■ **DATA**

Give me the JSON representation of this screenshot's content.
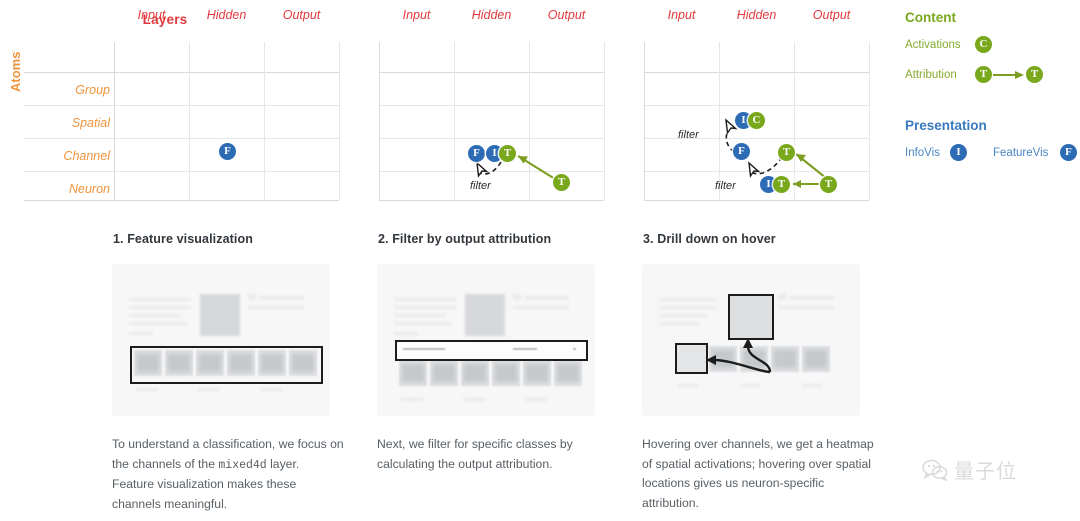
{
  "matrix": {
    "title": "Layers",
    "axis_label": "Atoms",
    "columns": [
      "Input",
      "Hidden",
      "Output"
    ],
    "rows": [
      "Group",
      "Spatial",
      "Channel",
      "Neuron"
    ],
    "filter_label": "filter",
    "instances": [
      {
        "id": "matrix-1",
        "badges": [
          {
            "letter": "F",
            "color": "blue",
            "row": "Channel",
            "col": "Hidden"
          }
        ],
        "filters": [],
        "arrows": []
      },
      {
        "id": "matrix-2",
        "badges": [
          {
            "letter": "F",
            "color": "blue",
            "row": "Channel",
            "col": "Hidden"
          },
          {
            "letter": "I",
            "color": "blue",
            "row": "Channel",
            "col": "Hidden"
          },
          {
            "letter": "T",
            "color": "olive",
            "row": "Channel",
            "col": "Hidden"
          },
          {
            "letter": "T",
            "color": "olive",
            "row": "Neuron",
            "col": "Output"
          }
        ],
        "filters": [
          {
            "label": "filter"
          }
        ],
        "arrows": [
          {
            "from": "T-output-neuron",
            "to": "T-hidden-channel"
          }
        ]
      },
      {
        "id": "matrix-3",
        "badges": [
          {
            "letter": "I",
            "color": "blue",
            "row": "Spatial",
            "col": "Hidden"
          },
          {
            "letter": "C",
            "color": "olive",
            "row": "Spatial",
            "col": "Hidden"
          },
          {
            "letter": "F",
            "color": "blue",
            "row": "Channel",
            "col": "Hidden"
          },
          {
            "letter": "T",
            "color": "olive",
            "row": "Channel",
            "col": "Output"
          },
          {
            "letter": "I",
            "color": "blue",
            "row": "Neuron",
            "col": "Output"
          },
          {
            "letter": "T",
            "color": "olive",
            "row": "Neuron",
            "col": "Output"
          }
        ],
        "filters": [
          {
            "label": "filter"
          },
          {
            "label": "filter"
          }
        ],
        "arrows": [
          {
            "from": "T-output-neuron",
            "to": "T-output-channel"
          },
          {
            "from": "T-output-neuron",
            "to": "IT-output-neuron"
          }
        ]
      }
    ]
  },
  "legend": {
    "content": {
      "heading": "Content",
      "items": [
        {
          "label": "Activations",
          "badge": "C",
          "color": "olive",
          "type": "badge"
        },
        {
          "label": "Attribution",
          "badge": "T",
          "color": "olive",
          "type": "arrow"
        }
      ]
    },
    "presentation": {
      "heading": "Presentation",
      "items": [
        {
          "label": "InfoVis",
          "badge": "I",
          "color": "blue"
        },
        {
          "label": "FeatureVis",
          "badge": "F",
          "color": "blue"
        }
      ]
    }
  },
  "steps": [
    {
      "heading": "1. Feature visualization",
      "caption_a": "To understand a classification, we focus on the channels of the ",
      "caption_mono": "mixed4d",
      "caption_b": " layer. Feature visualization makes these channels meaningful."
    },
    {
      "heading": "2. Filter by output attribution",
      "caption_a": "Next, we filter for specific classes by calculating the output attribution.",
      "caption_mono": "",
      "caption_b": ""
    },
    {
      "heading": "3. Drill down on hover",
      "caption_a": "Hovering over channels, we get a heatmap of spatial activations; hovering over spatial locations gives us neuron-specific attribution.",
      "caption_mono": "",
      "caption_b": ""
    }
  ],
  "watermark": {
    "text": "量子位",
    "icon": "wechat-icon"
  },
  "colors": {
    "title_red": "#e03a3e",
    "column_red": "#e0393d",
    "row_orange": "#f0943c",
    "badge_blue": "#2d6cb5",
    "badge_olive": "#7aa81c",
    "content_green": "#7aa81c",
    "presentation_blue": "#3a7bbf",
    "heading_dark": "#31373c",
    "caption_gray": "#585f65"
  }
}
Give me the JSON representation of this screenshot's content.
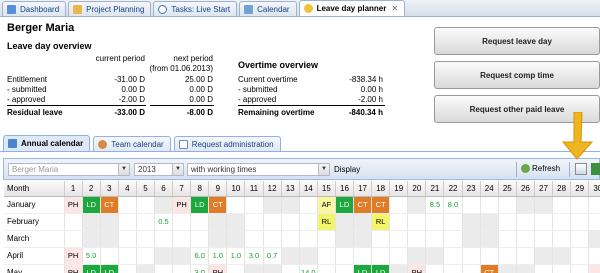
{
  "tabs": [
    {
      "label": "Dashboard",
      "icon": "dashboard-icon",
      "color": "#5b8ed6"
    },
    {
      "label": "Project Planning",
      "icon": "folder-icon",
      "color": "#e8b64a"
    },
    {
      "label": "Tasks: Live Start",
      "icon": "play-icon",
      "color": "#3b6fc1"
    },
    {
      "label": "Calendar",
      "icon": "calendar-icon",
      "color": "#6fa4d8"
    },
    {
      "label": "Leave day planner",
      "icon": "leave-icon",
      "color": "#f0c23c"
    }
  ],
  "header": {
    "name": "Berger Maria",
    "overview_title": "Leave day overview",
    "overtime_title": "Overtime overview"
  },
  "leave": {
    "col_current": "current period",
    "col_next_1": "next period",
    "col_next_2": "(from 01.06.2013)",
    "rows": [
      {
        "label": "Entitlement",
        "current": "-31.00 D",
        "next": "25.00 D"
      },
      {
        "label": "- submitted",
        "current": "0.00 D",
        "next": "0.00 D"
      },
      {
        "label": "- approved",
        "current": "-2.00 D",
        "next": "0.00 D"
      }
    ],
    "residual_label": "Residual leave",
    "residual_current": "-33.00 D",
    "residual_next": "-8.00 D"
  },
  "overtime": {
    "rows": [
      {
        "label": "Current overtime",
        "value": "-838.34 h"
      },
      {
        "label": "- submitted",
        "value": "0.00 h"
      },
      {
        "label": "- approved",
        "value": "-2.00 h"
      }
    ],
    "remaining_label": "Remaining overtime",
    "remaining_value": "-840.34 h"
  },
  "buttons": {
    "leave": "Request leave day",
    "comp": "Request comp time",
    "other": "Request other paid leave"
  },
  "subtabs": [
    {
      "label": "Annual calendar",
      "icon": "calendar-icon"
    },
    {
      "label": "Team calendar",
      "icon": "team-icon"
    },
    {
      "label": "Request administration",
      "icon": "document-icon"
    }
  ],
  "toolbar": {
    "employee": "Berger Maria",
    "year": "2013",
    "mode": "with working times",
    "display": "Display",
    "refresh": "Refresh"
  },
  "grid": {
    "month_header": "Month",
    "days": [
      "1",
      "2",
      "3",
      "4",
      "5",
      "6",
      "7",
      "8",
      "9",
      "10",
      "11",
      "12",
      "13",
      "14",
      "15",
      "16",
      "17",
      "18",
      "19",
      "20",
      "21",
      "22",
      "23",
      "24",
      "25",
      "26",
      "27",
      "28",
      "29",
      "30"
    ],
    "rows": [
      {
        "month": "January",
        "cells": [
          [
            "PH",
            "PH"
          ],
          [
            "LD",
            "LD"
          ],
          [
            "CT",
            "CT"
          ],
          [
            "",
            ""
          ],
          [
            "",
            ""
          ],
          [
            "we",
            ""
          ],
          [
            "PH",
            "PH"
          ],
          [
            "LD",
            "LD"
          ],
          [
            "CT",
            "CT"
          ],
          [
            "",
            ""
          ],
          [
            "",
            ""
          ],
          [
            "we",
            ""
          ],
          [
            "we",
            ""
          ],
          [
            "",
            ""
          ],
          [
            "AF",
            "AF"
          ],
          [
            "LD",
            "LD"
          ],
          [
            "CT",
            "CT"
          ],
          [
            "CT",
            "CT"
          ],
          [
            "",
            ""
          ],
          [
            "we",
            ""
          ],
          [
            "green",
            "8.5"
          ],
          [
            "green",
            "8.0"
          ],
          [
            "",
            ""
          ],
          [
            "",
            ""
          ],
          [
            "",
            ""
          ],
          [
            "we",
            ""
          ],
          [
            "we",
            ""
          ],
          [
            "",
            ""
          ],
          [
            "",
            ""
          ],
          [
            "",
            ""
          ]
        ]
      },
      {
        "month": "February",
        "cells": [
          [
            "",
            ""
          ],
          [
            "we",
            ""
          ],
          [
            "we",
            ""
          ],
          [
            "",
            ""
          ],
          [
            "",
            ""
          ],
          [
            "green",
            "0.5"
          ],
          [
            "",
            ""
          ],
          [
            "",
            ""
          ],
          [
            "we",
            ""
          ],
          [
            "we",
            ""
          ],
          [
            "",
            ""
          ],
          [
            "",
            ""
          ],
          [
            "",
            ""
          ],
          [
            "",
            ""
          ],
          [
            "RL",
            "RL"
          ],
          [
            "we",
            ""
          ],
          [
            "we",
            ""
          ],
          [
            "RL",
            "RL"
          ],
          [
            "",
            ""
          ],
          [
            "",
            ""
          ],
          [
            "",
            ""
          ],
          [
            "",
            ""
          ],
          [
            "we",
            ""
          ],
          [
            "we",
            ""
          ],
          [
            "",
            ""
          ],
          [
            "",
            ""
          ],
          [
            "",
            ""
          ],
          [
            "",
            ""
          ],
          [
            "",
            ""
          ],
          [
            "",
            ""
          ]
        ]
      },
      {
        "month": "March",
        "cells": [
          [
            "",
            ""
          ],
          [
            "we",
            ""
          ],
          [
            "we",
            ""
          ],
          [
            "",
            ""
          ],
          [
            "",
            ""
          ],
          [
            "",
            ""
          ],
          [
            "",
            ""
          ],
          [
            "",
            ""
          ],
          [
            "we",
            ""
          ],
          [
            "we",
            ""
          ],
          [
            "",
            ""
          ],
          [
            "",
            ""
          ],
          [
            "",
            ""
          ],
          [
            "",
            ""
          ],
          [
            "",
            ""
          ],
          [
            "we",
            ""
          ],
          [
            "we",
            ""
          ],
          [
            "",
            ""
          ],
          [
            "",
            ""
          ],
          [
            "",
            ""
          ],
          [
            "",
            ""
          ],
          [
            "",
            ""
          ],
          [
            "we",
            ""
          ],
          [
            "we",
            ""
          ],
          [
            "",
            ""
          ],
          [
            "",
            ""
          ],
          [
            "",
            ""
          ],
          [
            "",
            ""
          ],
          [
            "",
            ""
          ],
          [
            "we",
            ""
          ]
        ]
      },
      {
        "month": "April",
        "cells": [
          [
            "PH",
            "PH"
          ],
          [
            "green",
            "5.0"
          ],
          [
            "",
            ""
          ],
          [
            "",
            ""
          ],
          [
            "",
            ""
          ],
          [
            "we",
            ""
          ],
          [
            "we",
            ""
          ],
          [
            "green",
            "6.0"
          ],
          [
            "green",
            "1.0"
          ],
          [
            "green",
            "1.0"
          ],
          [
            "green",
            "3.0"
          ],
          [
            "green",
            "0.7"
          ],
          [
            "we",
            ""
          ],
          [
            "we",
            ""
          ],
          [
            "",
            ""
          ],
          [
            "",
            ""
          ],
          [
            "",
            ""
          ],
          [
            "",
            ""
          ],
          [
            "",
            ""
          ],
          [
            "we",
            ""
          ],
          [
            "we",
            ""
          ],
          [
            "",
            ""
          ],
          [
            "",
            ""
          ],
          [
            "",
            ""
          ],
          [
            "",
            ""
          ],
          [
            "",
            ""
          ],
          [
            "we",
            ""
          ],
          [
            "we",
            ""
          ],
          [
            "",
            ""
          ],
          [
            "",
            ""
          ]
        ]
      },
      {
        "month": "May",
        "cells": [
          [
            "PH",
            "PH"
          ],
          [
            "LD",
            "LD"
          ],
          [
            "LD",
            "LD"
          ],
          [
            "",
            ""
          ],
          [
            "we",
            ""
          ],
          [
            "",
            ""
          ],
          [
            "",
            ""
          ],
          [
            "green",
            "3.0"
          ],
          [
            "PH",
            "PH"
          ],
          [
            "",
            ""
          ],
          [
            "we",
            ""
          ],
          [
            "we",
            ""
          ],
          [
            "",
            ""
          ],
          [
            "green",
            "14.0"
          ],
          [
            "",
            ""
          ],
          [
            "",
            ""
          ],
          [
            "LD",
            "LD"
          ],
          [
            "LD",
            "LD"
          ],
          [
            "we",
            ""
          ],
          [
            "PH",
            "PH"
          ],
          [
            "",
            ""
          ],
          [
            "",
            ""
          ],
          [
            "",
            ""
          ],
          [
            "CT",
            "CT"
          ],
          [
            "we",
            ""
          ],
          [
            "we",
            ""
          ],
          [
            "",
            ""
          ],
          [
            "",
            ""
          ],
          [
            "",
            ""
          ],
          [
            "PH",
            ""
          ]
        ]
      }
    ]
  }
}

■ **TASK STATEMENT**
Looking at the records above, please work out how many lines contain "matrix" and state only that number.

■ **TASK SOLUTION**
4